Source information

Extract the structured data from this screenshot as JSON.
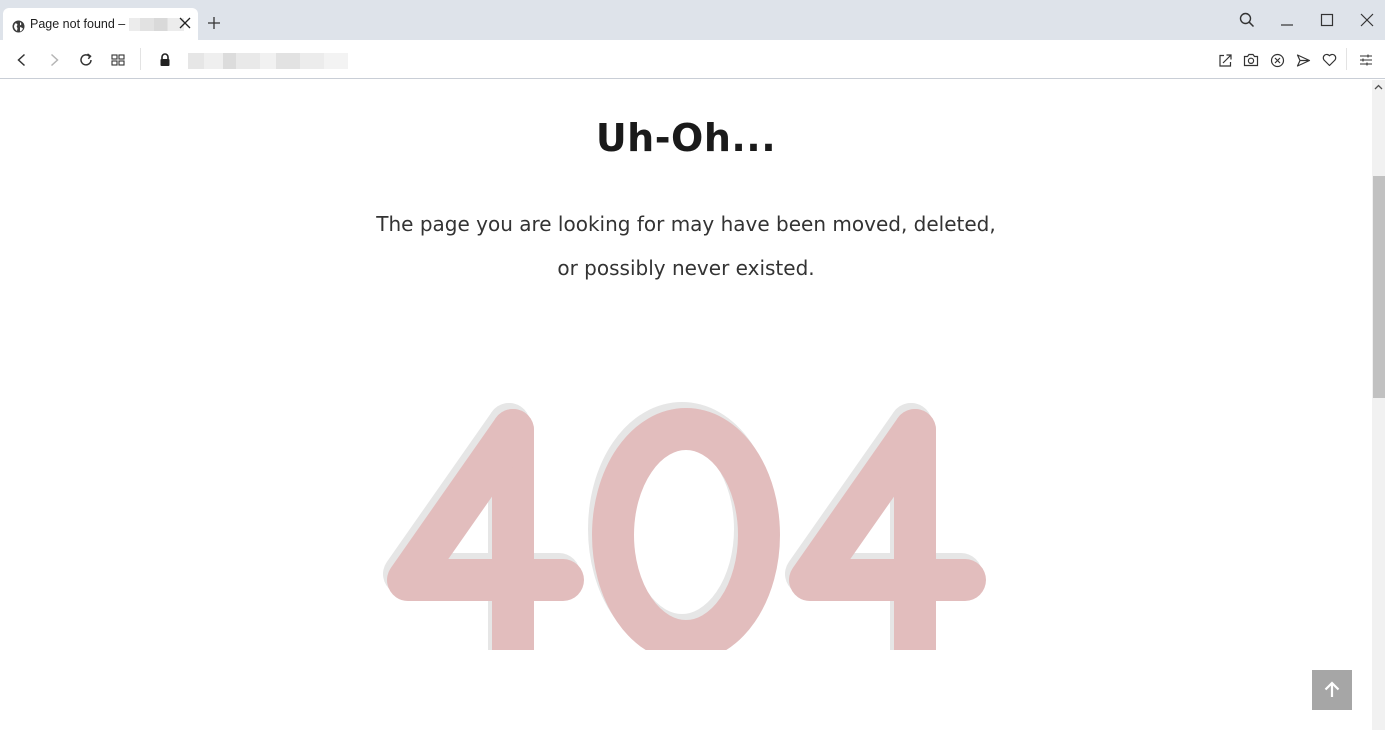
{
  "browser": {
    "tab": {
      "title": "Page not found –",
      "favicon": "globe-icon"
    },
    "toolbar_icons": [
      "back-icon",
      "forward-icon",
      "reload-icon",
      "grid-icon",
      "lock-icon",
      "share-icon",
      "camera-icon",
      "shield-icon",
      "send-icon",
      "heart-icon",
      "menu-icon"
    ],
    "window_icons": [
      "search-icon",
      "minimize-icon",
      "maximize-icon",
      "close-icon"
    ]
  },
  "page": {
    "heading": "Uh-Oh...",
    "message_line1": "The page you are looking for may have been moved, deleted,",
    "message_line2": "or possibly never existed.",
    "error_code": "404",
    "error_color": "#e2bdbd",
    "shadow_color": "#e6e6e6"
  },
  "scroll_top_icon": "arrow-up-icon"
}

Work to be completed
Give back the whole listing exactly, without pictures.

Solution for this task
Extract the structured data from this screenshot as JSON.
{
  "browser": {
    "tab": {
      "title": "Page not found –",
      "favicon": "globe-icon"
    },
    "toolbar_icons": [
      "back-icon",
      "forward-icon",
      "reload-icon",
      "grid-icon",
      "lock-icon",
      "share-icon",
      "camera-icon",
      "shield-icon",
      "send-icon",
      "heart-icon",
      "menu-icon"
    ],
    "window_icons": [
      "search-icon",
      "minimize-icon",
      "maximize-icon",
      "close-icon"
    ]
  },
  "page": {
    "heading": "Uh-Oh...",
    "message_line1": "The page you are looking for may have been moved, deleted,",
    "message_line2": "or possibly never existed.",
    "error_code": "404",
    "error_color": "#e2bdbd",
    "shadow_color": "#e6e6e6"
  },
  "scroll_top_icon": "arrow-up-icon"
}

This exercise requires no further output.